Comparing R books
Norman Matloff, author of The Art of R Programming, is a statistician-turned-computer scientist. As the title may imply, Matloff’s book has more of a programmer’s perspective on R as a language.
Robert Kabacoff, author of R in Action, is a psychology professor-turned-statistical consultant. And as its title may imply, Kabacoff’s book is more about using R to analyze data. That is, the book is organized by analytical task rather than by language feature.
Many R books are organized like a statistical text. In fact, many are statistics texts, organized according to the progression of statistical theory with R code sprinkled in. R in Action is organized roughly in the order of steps one would take to analyze data, starting with importing data and ending with producing reports.

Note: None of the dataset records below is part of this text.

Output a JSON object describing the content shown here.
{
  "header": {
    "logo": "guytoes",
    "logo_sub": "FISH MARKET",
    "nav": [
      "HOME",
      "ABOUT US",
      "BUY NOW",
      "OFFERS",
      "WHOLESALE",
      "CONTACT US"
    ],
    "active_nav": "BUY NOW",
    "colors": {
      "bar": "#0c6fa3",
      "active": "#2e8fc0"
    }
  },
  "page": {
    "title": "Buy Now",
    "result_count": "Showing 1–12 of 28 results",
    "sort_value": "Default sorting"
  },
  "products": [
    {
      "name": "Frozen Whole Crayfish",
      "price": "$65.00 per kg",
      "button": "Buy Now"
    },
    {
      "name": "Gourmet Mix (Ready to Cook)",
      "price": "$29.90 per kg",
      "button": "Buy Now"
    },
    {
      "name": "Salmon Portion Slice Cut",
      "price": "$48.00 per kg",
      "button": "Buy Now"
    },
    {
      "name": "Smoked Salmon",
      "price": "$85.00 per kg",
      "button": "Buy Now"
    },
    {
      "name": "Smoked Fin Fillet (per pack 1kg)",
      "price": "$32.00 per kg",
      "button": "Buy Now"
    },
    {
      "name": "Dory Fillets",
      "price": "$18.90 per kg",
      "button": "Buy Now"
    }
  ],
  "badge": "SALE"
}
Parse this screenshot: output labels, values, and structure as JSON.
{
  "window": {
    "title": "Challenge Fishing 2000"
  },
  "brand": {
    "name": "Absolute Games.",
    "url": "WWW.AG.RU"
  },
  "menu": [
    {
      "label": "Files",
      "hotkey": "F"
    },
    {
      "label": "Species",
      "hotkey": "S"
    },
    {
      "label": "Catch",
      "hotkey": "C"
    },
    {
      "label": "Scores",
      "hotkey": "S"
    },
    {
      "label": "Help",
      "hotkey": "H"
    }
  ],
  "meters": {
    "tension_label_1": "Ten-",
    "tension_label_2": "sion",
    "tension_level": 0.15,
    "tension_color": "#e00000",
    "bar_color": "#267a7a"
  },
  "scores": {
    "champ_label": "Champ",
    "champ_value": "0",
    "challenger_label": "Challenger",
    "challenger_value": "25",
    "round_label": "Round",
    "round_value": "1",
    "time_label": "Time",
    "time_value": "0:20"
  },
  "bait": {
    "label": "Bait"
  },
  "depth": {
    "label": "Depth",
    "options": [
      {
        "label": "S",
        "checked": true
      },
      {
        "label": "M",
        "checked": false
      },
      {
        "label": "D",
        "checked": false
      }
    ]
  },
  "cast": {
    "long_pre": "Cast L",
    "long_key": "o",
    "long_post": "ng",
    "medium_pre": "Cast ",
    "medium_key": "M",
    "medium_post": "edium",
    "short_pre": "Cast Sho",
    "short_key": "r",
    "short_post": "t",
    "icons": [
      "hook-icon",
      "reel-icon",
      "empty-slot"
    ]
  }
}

In short, The Art of R Programming is for programmers, R in Action is for data analysts, and most other R books I’ve seen are for statisticians. Of course a typical R user is to some extent a programmer, an analyst, and a statistician. But this comparison gives you some idea which book you might want to reach for depending on which hat you’re wearing at the moment. For example, I’d pick up The Art of R Programming if I had a question about interfacing R and C, but I’d pick up R in Action if I wanted to read about importing SAS data or using the
ggplot2 graphics package.
R in Action
Kabacoff begins his book off with two appropriate quotes.
What is the use of a book, without pictures or conversations? — Alice, Alice in Wonderland
It’s wondrous, with treasures to satiate desires both subtle and gross; but it’s not for the timid. — Q, “Q Who?” Star Trek: The Next Generation
R in Action is filled with pictures and conversations. It is also a treasure chest of practical information.
The first third of the book concerns basic data management and graphics. This much of the book would be accessible to someone with no background in statistics. The middle third of the book is devoted to basic statistics: correlation, linear regression, etc. The final third of the book contains more advanced statistics and graphics. (I was pleased to see the book has an appendix on using
odfWeave to produce reports.)
R in Action includes practical details that I have not seen in other books on R. Perhaps this is because the book is focused on analyzing and graphing data rather than exploring the dark corners of R or rounding out statistical theory.
Kabacoff says that he wrote the book that he wishes he’d had years ago. I also wish I’d had his book years ago.